Problem details =>
Within the listing below, please show every line carrying the string "User".

Data for processing =>
☆ ☆ ☆ ☆ ☆
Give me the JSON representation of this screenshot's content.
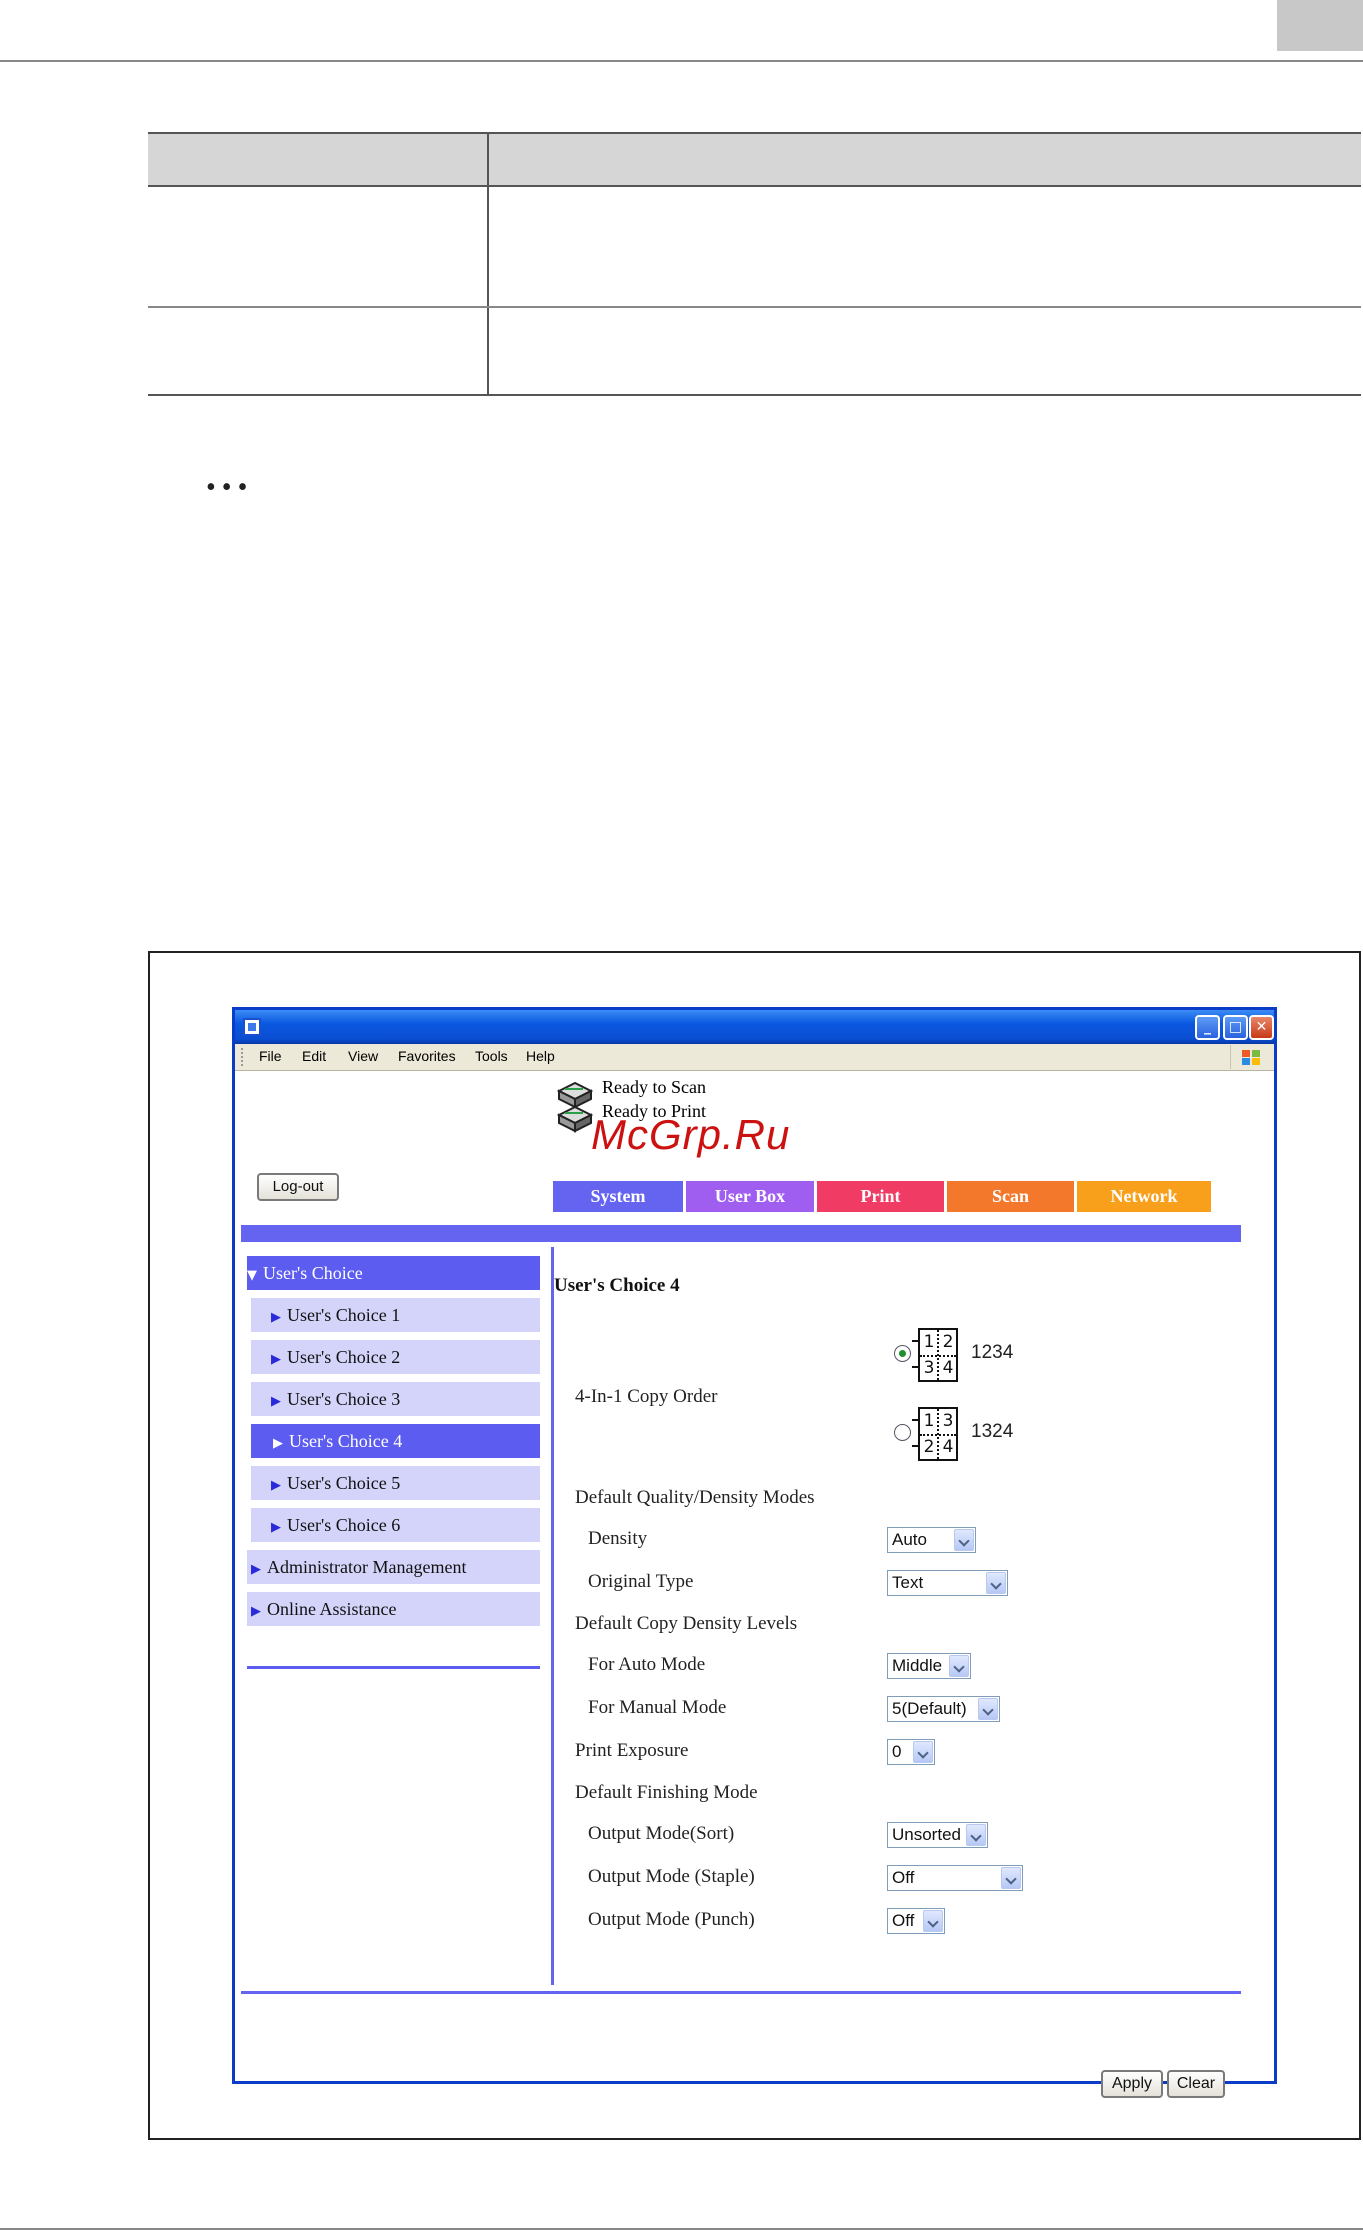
{
  "window": {
    "menu": [
      "File",
      "Edit",
      "View",
      "Favorites",
      "Tools",
      "Help"
    ],
    "buttons": {
      "minimize": "_",
      "maximize": "□",
      "close": "✕"
    }
  },
  "header": {
    "status_scan": "Ready to Scan",
    "status_print": "Ready to Print",
    "watermark": "McGrp.Ru",
    "logout_label": "Log-out"
  },
  "tabs": [
    {
      "label": "System",
      "color": "#6464f0"
    },
    {
      "label": "User Box",
      "color": "#a05ef0"
    },
    {
      "label": "Print",
      "color": "#f03c64"
    },
    {
      "label": "Scan",
      "color": "#f4782c"
    },
    {
      "label": "Network",
      "color": "#f8a01c"
    }
  ],
  "sidebar": {
    "section": "User's Choice",
    "items": [
      "User's Choice 1",
      "User's Choice 2",
      "User's Choice 3",
      "User's Choice 4",
      "User's Choice 5",
      "User's Choice 6"
    ],
    "active_index": 3,
    "admin": "Administrator Management",
    "online": "Online Assistance"
  },
  "form": {
    "title": "User's Choice 4",
    "copy_order": {
      "label": "4-In-1 Copy Order",
      "options": [
        {
          "value": "1234",
          "cells": [
            "1",
            "2",
            "3",
            "4"
          ],
          "selected": true
        },
        {
          "value": "1324",
          "cells": [
            "1",
            "3",
            "2",
            "4"
          ],
          "selected": false
        }
      ]
    },
    "quality_heading": "Default Quality/Density Modes",
    "density": {
      "label": "Density",
      "value": "Auto"
    },
    "original_type": {
      "label": "Original Type",
      "value": "Text"
    },
    "copy_density_heading": "Default Copy Density Levels",
    "auto_mode": {
      "label": "For Auto Mode",
      "value": "Middle"
    },
    "manual_mode": {
      "label": "For Manual Mode",
      "value": "5(Default)"
    },
    "print_exposure": {
      "label": "Print Exposure",
      "value": "0"
    },
    "finishing_heading": "Default Finishing Mode",
    "output_sort": {
      "label": "Output Mode(Sort)",
      "value": "Unsorted"
    },
    "output_staple": {
      "label": "Output Mode (Staple)",
      "value": "Off"
    },
    "output_punch": {
      "label": "Output Mode (Punch)",
      "value": "Off"
    }
  },
  "actions": {
    "apply": "Apply",
    "clear": "Clear"
  },
  "doc": {
    "ellipsis": "•••"
  }
}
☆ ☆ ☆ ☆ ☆
Problem solution =>
      "label": "User Box",
    "section": "User's Choice",
      "User's Choice 1",
      "User's Choice 2",
      "User's Choice 3",
      "User's Choice 4",
      "User's Choice 5",
      "User's Choice 6"
    "title": "User's Choice 4",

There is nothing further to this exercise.